By Dan Moffett
Hundreds of truckloads of dredged sand arrived from Palm Beach in April, bolstering South Palm Beach’s dune line and buffering condo buildings from the relentless seas.
For Mayor Bonnie Fischer, it has been an often excruciating and frustrating journey that at times seemed impossible to complete.
Fischer has spent more than 10 years pushing the project. She attended dozens of meetings and environmental conferences, made hundreds of phone calls and twisted more arms than an army of chiropractors to get the work done.
But the most important thing she did was make a friend — former Palm Beach Mayor Gail Coniglio.
“An engineer told us, ‘If it wasn’t for the relationship between their mayor and your mayor, all this would never have happened,’” Fischer says. “That touched my heart.”
Coniglio and her council allowed South Palm Beach to purchase as many as 1,000 truckloads of sand that Palm Beach dredged as part of the town’s extensive beach renourishment project.
And when things got tough, Coniglio was unwavering in her support for her southern neighbors. Two years ago, Palm Beach County abruptly pulled out of a project to install groins on the South Palm beaches, citing rising costs and objections from communities to the south.
Conigilio stepped in to offer South Palm Beach a piece of her project. It will cost the town somewhere between $700,000 and $900,000, money that has been saved in reserves for years to repair the beach.
Fischer is the first to admit it’s not a perfect solution. One strong storm could wash away much of the work.
“The groins would have been a better option,” the mayor says. “I was really disappointed that didn’t happen. But we had two options left — do this, or do nothing.”
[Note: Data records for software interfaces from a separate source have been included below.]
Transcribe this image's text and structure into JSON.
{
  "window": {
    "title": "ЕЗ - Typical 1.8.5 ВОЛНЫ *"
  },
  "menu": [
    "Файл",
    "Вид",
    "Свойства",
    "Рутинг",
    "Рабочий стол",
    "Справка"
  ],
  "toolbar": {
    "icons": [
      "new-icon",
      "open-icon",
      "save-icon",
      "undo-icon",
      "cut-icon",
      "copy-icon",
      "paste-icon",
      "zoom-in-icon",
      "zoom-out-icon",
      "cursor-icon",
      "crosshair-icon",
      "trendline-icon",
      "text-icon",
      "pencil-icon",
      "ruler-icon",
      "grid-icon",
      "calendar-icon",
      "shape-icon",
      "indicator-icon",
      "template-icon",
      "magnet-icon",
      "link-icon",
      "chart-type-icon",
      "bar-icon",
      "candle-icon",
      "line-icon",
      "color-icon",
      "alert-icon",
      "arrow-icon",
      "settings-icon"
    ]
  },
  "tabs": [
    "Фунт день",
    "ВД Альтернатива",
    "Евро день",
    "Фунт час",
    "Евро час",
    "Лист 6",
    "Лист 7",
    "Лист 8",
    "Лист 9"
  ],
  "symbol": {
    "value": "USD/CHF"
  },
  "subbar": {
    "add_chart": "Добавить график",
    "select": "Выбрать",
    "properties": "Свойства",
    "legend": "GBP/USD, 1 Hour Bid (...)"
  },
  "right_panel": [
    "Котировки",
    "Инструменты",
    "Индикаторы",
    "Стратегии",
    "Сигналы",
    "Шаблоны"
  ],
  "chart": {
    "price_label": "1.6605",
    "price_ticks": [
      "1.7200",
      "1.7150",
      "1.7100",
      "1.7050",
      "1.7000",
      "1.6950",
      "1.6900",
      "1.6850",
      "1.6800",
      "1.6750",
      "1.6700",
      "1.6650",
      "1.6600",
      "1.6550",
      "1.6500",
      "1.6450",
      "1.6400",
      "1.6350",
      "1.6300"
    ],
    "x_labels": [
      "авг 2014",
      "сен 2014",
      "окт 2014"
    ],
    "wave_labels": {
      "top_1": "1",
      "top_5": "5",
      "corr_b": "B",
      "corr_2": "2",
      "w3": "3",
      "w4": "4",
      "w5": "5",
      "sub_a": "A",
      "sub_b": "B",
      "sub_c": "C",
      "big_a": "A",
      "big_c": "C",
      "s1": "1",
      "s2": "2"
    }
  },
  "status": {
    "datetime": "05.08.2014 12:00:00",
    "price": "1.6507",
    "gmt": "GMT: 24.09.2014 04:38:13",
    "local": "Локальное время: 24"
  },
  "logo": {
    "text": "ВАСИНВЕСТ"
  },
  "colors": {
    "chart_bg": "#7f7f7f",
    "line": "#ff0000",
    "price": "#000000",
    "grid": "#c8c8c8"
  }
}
Finding some sort of strategy to deal with the eroding beachfront became an inescapable issue in South Palm Beach in 2005 when Hurricane Wilma tore through Florida.
By the time the hurricane left Palm Beach County, South Palm Beach’s coastline was devastated and several condo buildings had nothing but battered seawalls to stand up to the relentless waves.
It took more than 10 years to actually develop the groin plan with the county and win the approval of state regulators. The original cost for deploying the network of a half-dozen concrete sand holders on South Palm’s beaches was estimated at $5 million. The state was to pay half, the county 30% and South Palm 20%.
By 2019, however, that price tag ballooned to something closer to $10 million and the county abruptly pulled out of the project. It didn’t help that both Manalapan and the Eau Palm Beach Resort & Spa threatened to sue over allegations the groins would steal sand destined for their beaches.
The Town of Palm Beach offered its alternative a few months later — a much more modest plan but one that was clearly more practical. Rather than a beach stabilization project, Palm Beach offered a dune restoration project, with sand and sea oats restoring what nature had eroded away.
It’s not a small paradox that South Palm wound up getting more help from Palm Beach than its own residents. Despite years of trying by Fischer and three city managers, South Palm Beach never did get all the easements it needed from condo associations and homeowners to work on the beach. They, too, lawyered up, expressing worries about damage liability and opening access to the public.
In the end, Palm Beach gained access to haul in the dredged sand on its side of the border line between the two towns.
Fischer said that the contributions of Robert Weber, Palm Beach’s coastal program manager, were invaluable. Weber effectively became South Palm’s project manager and saw the work through.
After five terms in office, Coniglio decided not to run for re-election in March. Fischer said she’s grateful Coniglio stayed long enough to help her friends in South Palm Beach.